• **Required work**:
Write down each entry again, exactly as it reads.
---------- Information provided ----------
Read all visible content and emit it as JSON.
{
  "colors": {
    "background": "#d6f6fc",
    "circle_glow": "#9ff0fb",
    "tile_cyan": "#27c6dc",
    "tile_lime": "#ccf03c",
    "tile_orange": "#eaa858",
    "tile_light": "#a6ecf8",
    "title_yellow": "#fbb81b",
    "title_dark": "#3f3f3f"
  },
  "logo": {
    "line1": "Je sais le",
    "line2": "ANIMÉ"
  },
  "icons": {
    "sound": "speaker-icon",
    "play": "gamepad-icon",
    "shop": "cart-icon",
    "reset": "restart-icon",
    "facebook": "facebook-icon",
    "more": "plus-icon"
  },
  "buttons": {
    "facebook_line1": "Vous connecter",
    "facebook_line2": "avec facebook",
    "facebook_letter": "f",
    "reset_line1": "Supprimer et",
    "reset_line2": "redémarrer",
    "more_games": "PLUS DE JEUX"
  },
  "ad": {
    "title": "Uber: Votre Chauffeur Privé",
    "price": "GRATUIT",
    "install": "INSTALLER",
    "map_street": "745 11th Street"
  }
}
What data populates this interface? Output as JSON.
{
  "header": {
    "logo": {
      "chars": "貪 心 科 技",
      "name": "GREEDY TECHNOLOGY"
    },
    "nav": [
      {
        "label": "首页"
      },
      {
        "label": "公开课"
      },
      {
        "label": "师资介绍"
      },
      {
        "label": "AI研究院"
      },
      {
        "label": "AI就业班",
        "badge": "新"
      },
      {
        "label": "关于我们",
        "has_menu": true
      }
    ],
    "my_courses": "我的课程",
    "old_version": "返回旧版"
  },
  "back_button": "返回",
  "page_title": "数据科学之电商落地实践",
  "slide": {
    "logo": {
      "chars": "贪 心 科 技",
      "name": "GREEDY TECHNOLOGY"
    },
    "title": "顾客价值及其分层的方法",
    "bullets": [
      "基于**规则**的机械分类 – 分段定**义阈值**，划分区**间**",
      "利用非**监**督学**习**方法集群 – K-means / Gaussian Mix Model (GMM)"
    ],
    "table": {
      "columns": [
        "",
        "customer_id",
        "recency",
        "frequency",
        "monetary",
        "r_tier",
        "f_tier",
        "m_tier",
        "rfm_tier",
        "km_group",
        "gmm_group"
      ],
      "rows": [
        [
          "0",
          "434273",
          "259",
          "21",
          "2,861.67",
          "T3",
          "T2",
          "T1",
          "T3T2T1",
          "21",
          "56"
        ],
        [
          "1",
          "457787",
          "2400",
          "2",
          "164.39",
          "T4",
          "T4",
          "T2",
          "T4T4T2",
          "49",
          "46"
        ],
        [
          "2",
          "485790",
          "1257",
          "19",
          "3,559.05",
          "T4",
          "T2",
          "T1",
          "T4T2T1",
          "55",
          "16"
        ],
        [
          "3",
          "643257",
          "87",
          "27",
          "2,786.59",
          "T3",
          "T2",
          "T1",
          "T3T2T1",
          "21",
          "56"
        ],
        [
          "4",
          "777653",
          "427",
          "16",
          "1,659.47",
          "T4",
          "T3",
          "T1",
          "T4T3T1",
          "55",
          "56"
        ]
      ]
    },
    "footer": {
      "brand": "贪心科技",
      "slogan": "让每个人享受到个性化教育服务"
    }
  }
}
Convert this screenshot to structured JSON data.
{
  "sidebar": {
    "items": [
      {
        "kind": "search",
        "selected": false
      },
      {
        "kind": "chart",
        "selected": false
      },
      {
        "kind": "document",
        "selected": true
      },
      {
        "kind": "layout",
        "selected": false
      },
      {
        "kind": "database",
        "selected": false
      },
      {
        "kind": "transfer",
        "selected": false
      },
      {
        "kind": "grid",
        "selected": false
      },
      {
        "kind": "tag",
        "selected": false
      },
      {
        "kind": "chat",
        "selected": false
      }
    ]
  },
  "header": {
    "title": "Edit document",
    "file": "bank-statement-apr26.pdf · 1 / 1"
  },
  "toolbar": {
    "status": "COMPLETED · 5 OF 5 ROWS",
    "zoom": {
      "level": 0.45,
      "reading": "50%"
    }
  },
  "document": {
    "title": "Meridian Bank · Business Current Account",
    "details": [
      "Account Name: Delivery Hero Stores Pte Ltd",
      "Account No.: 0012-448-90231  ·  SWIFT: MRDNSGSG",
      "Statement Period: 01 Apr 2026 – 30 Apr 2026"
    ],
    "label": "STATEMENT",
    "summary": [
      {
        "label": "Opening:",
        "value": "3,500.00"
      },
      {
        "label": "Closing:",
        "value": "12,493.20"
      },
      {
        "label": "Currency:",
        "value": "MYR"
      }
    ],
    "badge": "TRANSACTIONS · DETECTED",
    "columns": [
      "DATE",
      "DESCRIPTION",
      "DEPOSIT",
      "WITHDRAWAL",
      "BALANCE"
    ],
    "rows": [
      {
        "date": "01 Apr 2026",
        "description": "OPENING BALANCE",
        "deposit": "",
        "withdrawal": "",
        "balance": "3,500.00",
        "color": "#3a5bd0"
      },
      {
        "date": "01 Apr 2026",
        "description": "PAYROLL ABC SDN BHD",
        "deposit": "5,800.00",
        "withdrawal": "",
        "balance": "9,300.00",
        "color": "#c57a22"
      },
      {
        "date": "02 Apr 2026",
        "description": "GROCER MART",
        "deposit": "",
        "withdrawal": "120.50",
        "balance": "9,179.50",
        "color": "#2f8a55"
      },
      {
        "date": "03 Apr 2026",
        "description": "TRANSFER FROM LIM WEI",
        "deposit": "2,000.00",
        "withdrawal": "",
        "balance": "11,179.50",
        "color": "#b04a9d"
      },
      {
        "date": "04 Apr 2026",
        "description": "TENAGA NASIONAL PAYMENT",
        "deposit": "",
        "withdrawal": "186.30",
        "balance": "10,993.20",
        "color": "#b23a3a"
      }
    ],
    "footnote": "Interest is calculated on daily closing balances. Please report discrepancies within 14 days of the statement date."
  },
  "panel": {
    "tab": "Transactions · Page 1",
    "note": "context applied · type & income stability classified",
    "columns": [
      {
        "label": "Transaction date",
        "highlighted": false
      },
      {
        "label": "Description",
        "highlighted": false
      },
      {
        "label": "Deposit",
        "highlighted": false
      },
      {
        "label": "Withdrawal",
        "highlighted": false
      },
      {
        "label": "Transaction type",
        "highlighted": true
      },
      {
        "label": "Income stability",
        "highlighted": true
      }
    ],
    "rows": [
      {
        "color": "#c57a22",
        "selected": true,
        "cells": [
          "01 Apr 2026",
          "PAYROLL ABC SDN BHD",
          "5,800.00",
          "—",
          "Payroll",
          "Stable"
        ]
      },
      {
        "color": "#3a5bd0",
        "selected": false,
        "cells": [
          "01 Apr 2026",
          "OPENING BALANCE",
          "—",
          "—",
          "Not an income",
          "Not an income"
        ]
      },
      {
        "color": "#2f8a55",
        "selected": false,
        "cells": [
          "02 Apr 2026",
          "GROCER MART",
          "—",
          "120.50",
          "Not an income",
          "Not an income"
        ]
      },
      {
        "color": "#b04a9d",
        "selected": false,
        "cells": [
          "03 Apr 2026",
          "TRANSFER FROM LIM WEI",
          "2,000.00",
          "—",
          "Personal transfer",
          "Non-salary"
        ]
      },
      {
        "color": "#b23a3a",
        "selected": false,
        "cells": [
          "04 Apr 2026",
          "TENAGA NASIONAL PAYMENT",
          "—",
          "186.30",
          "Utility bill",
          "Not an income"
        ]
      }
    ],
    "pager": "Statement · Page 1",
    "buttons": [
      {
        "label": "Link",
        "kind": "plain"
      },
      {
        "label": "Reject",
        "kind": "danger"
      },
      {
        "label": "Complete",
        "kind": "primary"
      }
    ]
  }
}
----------
• **Answer for the task**:
Read all visible content and emit it as JSON.
{
  "colors": {
    "background": "#d6f6fc",
    "circle_glow": "#9ff0fb",
    "tile_cyan": "#27c6dc",
    "tile_lime": "#ccf03c",
    "tile_orange": "#eaa858",
    "tile_light": "#a6ecf8",
    "title_yellow": "#fbb81b",
    "title_dark": "#3f3f3f"
  },
  "logo": {
    "line1": "Je sais le",
    "line2": "ANIMÉ"
  },
  "icons": {
    "sound": "speaker-icon",
    "play": "gamepad-icon",
    "shop": "cart-icon",
    "reset": "restart-icon",
    "facebook": "facebook-icon",
    "more": "plus-icon"
  },
  "buttons": {
    "facebook_line1": "Vous connecter",
    "facebook_line2": "avec facebook",
    "facebook_letter": "f",
    "reset_line1": "Supprimer et",
    "reset_line2": "redémarrer",
    "more_games": "PLUS DE JEUX"
  },
  "ad": {
    "title": "Uber: Votre Chauffeur Privé",
    "price": "GRATUIT",
    "install": "INSTALLER",
    "map_street": "745 11th Street"
  }
}
What data populates this interface? Output as JSON.
{
  "header": {
    "logo": {
      "chars": "貪 心 科 技",
      "name": "GREEDY TECHNOLOGY"
    },
    "nav": [
      {
        "label": "首页"
      },
      {
        "label": "公开课"
      },
      {
        "label": "师资介绍"
      },
      {
        "label": "AI研究院"
      },
      {
        "label": "AI就业班",
        "badge": "新"
      },
      {
        "label": "关于我们",
        "has_menu": true
      }
    ],
    "my_courses": "我的课程",
    "old_version": "返回旧版"
  },
  "back_button": "返回",
  "page_title": "数据科学之电商落地实践",
  "slide": {
    "logo": {
      "chars": "贪 心 科 技",
      "name": "GREEDY TECHNOLOGY"
    },
    "title": "顾客价值及其分层的方法",
    "bullets": [
      "基于**规则**的机械分类 – 分段定**义阈值**，划分区**间**",
      "利用非**监**督学**习**方法集群 – K-means / Gaussian Mix Model (GMM)"
    ],
    "table": {
      "columns": [
        "",
        "customer_id",
        "recency",
        "frequency",
        "monetary",
        "r_tier",
        "f_tier",
        "m_tier",
        "rfm_tier",
        "km_group",
        "gmm_group"
      ],
      "rows": [
        [
          "0",
          "434273",
          "259",
          "21",
          "2,861.67",
          "T3",
          "T2",
          "T1",
          "T3T2T1",
          "21",
          "56"
        ],
        [
          "1",
          "457787",
          "2400",
          "2",
          "164.39",
          "T4",
          "T4",
          "T2",
          "T4T4T2",
          "49",
          "46"
        ],
        [
          "2",
          "485790",
          "1257",
          "19",
          "3,559.05",
          "T4",
          "T2",
          "T1",
          "T4T2T1",
          "55",
          "16"
        ],
        [
          "3",
          "643257",
          "87",
          "27",
          "2,786.59",
          "T3",
          "T2",
          "T1",
          "T3T2T1",
          "21",
          "56"
        ],
        [
          "4",
          "777653",
          "427",
          "16",
          "1,659.47",
          "T4",
          "T3",
          "T1",
          "T4T3T1",
          "55",
          "56"
        ]
      ]
    },
    "footer": {
      "brand": "贪心科技",
      "slogan": "让每个人享受到个性化教育服务"
    }
  }
}
Convert this screenshot to structured JSON data.
{
  "sidebar": {
    "items": [
      {
        "kind": "search",
        "selected": false
      },
      {
        "kind": "chart",
        "selected": false
      },
      {
        "kind": "document",
        "selected": true
      },
      {
        "kind": "layout",
        "selected": false
      },
      {
        "kind": "database",
        "selected": false
      },
      {
        "kind": "transfer",
        "selected": false
      },
      {
        "kind": "grid",
        "selected": false
      },
      {
        "kind": "tag",
        "selected": false
      },
      {
        "kind": "chat",
        "selected": false
      }
    ]
  },
  "header": {
    "title": "Edit document",
    "file": "bank-statement-apr26.pdf · 1 / 1"
  },
  "toolbar": {
    "status": "COMPLETED · 5 OF 5 ROWS",
    "zoom": {
      "level": 0.45,
      "reading": "50%"
    }
  },
  "document": {
    "title": "Meridian Bank · Business Current Account",
    "details": [
      "Account Name: Delivery Hero Stores Pte Ltd",
      "Account No.: 0012-448-90231  ·  SWIFT: MRDNSGSG",
      "Statement Period: 01 Apr 2026 – 30 Apr 2026"
    ],
    "label": "STATEMENT",
    "summary": [
      {
        "label": "Opening:",
        "value": "3,500.00"
      },
      {
        "label": "Closing:",
        "value": "12,493.20"
      },
      {
        "label": "Currency:",
        "value": "MYR"
      }
    ],
    "badge": "TRANSACTIONS · DETECTED",
    "columns": [
      "DATE",
      "DESCRIPTION",
      "DEPOSIT",
      "WITHDRAWAL",
      "BALANCE"
    ],
    "rows": [
      {
        "date": "01 Apr 2026",
        "description": "OPENING BALANCE",
        "deposit": "",
        "withdrawal": "",
        "balance": "3,500.00",
        "color": "#3a5bd0"
      },
      {
        "date": "01 Apr 2026",
        "description": "PAYROLL ABC SDN BHD",
        "deposit": "5,800.00",
        "withdrawal": "",
        "balance": "9,300.00",
        "color": "#c57a22"
      },
      {
        "date": "02 Apr 2026",
        "description": "GROCER MART",
        "deposit": "",
        "withdrawal": "120.50",
        "balance": "9,179.50",
        "color": "#2f8a55"
      },
      {
        "date": "03 Apr 2026",
        "description": "TRANSFER FROM LIM WEI",
        "deposit": "2,000.00",
        "withdrawal": "",
        "balance": "11,179.50",
        "color": "#b04a9d"
      },
      {
        "date": "04 Apr 2026",
        "description": "TENAGA NASIONAL PAYMENT",
        "deposit": "",
        "withdrawal": "186.30",
        "balance": "10,993.20",
        "color": "#b23a3a"
      }
    ],
    "footnote": "Interest is calculated on daily closing balances. Please report discrepancies within 14 days of the statement date."
  },
  "panel": {
    "tab": "Transactions · Page 1",
    "note": "context applied · type & income stability classified",
    "columns": [
      {
        "label": "Transaction date",
        "highlighted": false
      },
      {
        "label": "Description",
        "highlighted": false
      },
      {
        "label": "Deposit",
        "highlighted": false
      },
      {
        "label": "Withdrawal",
        "highlighted": false
      },
      {
        "label": "Transaction type",
        "highlighted": true
      },
      {
        "label": "Income stability",
        "highlighted": true
      }
    ],
    "rows": [
      {
        "color": "#c57a22",
        "selected": true,
        "cells": [
          "01 Apr 2026",
          "PAYROLL ABC SDN BHD",
          "5,800.00",
          "—",
          "Payroll",
          "Stable"
        ]
      },
      {
        "color": "#3a5bd0",
        "selected": false,
        "cells": [
          "01 Apr 2026",
          "OPENING BALANCE",
          "—",
          "—",
          "Not an income",
          "Not an income"
        ]
      },
      {
        "color": "#2f8a55",
        "selected": false,
        "cells": [
          "02 Apr 2026",
          "GROCER MART",
          "—",
          "120.50",
          "Not an income",
          "Not an income"
        ]
      },
      {
        "color": "#b04a9d",
        "selected": false,
        "cells": [
          "03 Apr 2026",
          "TRANSFER FROM LIM WEI",
          "2,000.00",
          "—",
          "Personal transfer",
          "Non-salary"
        ]
      },
      {
        "color": "#b23a3a",
        "selected": false,
        "cells": [
          "04 Apr 2026",
          "TENAGA NASIONAL PAYMENT",
          "—",
          "186.30",
          "Utility bill",
          "Not an income"
        ]
      }
    ],
    "pager": "Statement · Page 1",
    "buttons": [
      {
        "label": "Link",
        "kind": "plain"
      },
      {
        "label": "Reject",
        "kind": "danger"
      },
      {
        "label": "Complete",
        "kind": "primary"
      }
    ]
  }
}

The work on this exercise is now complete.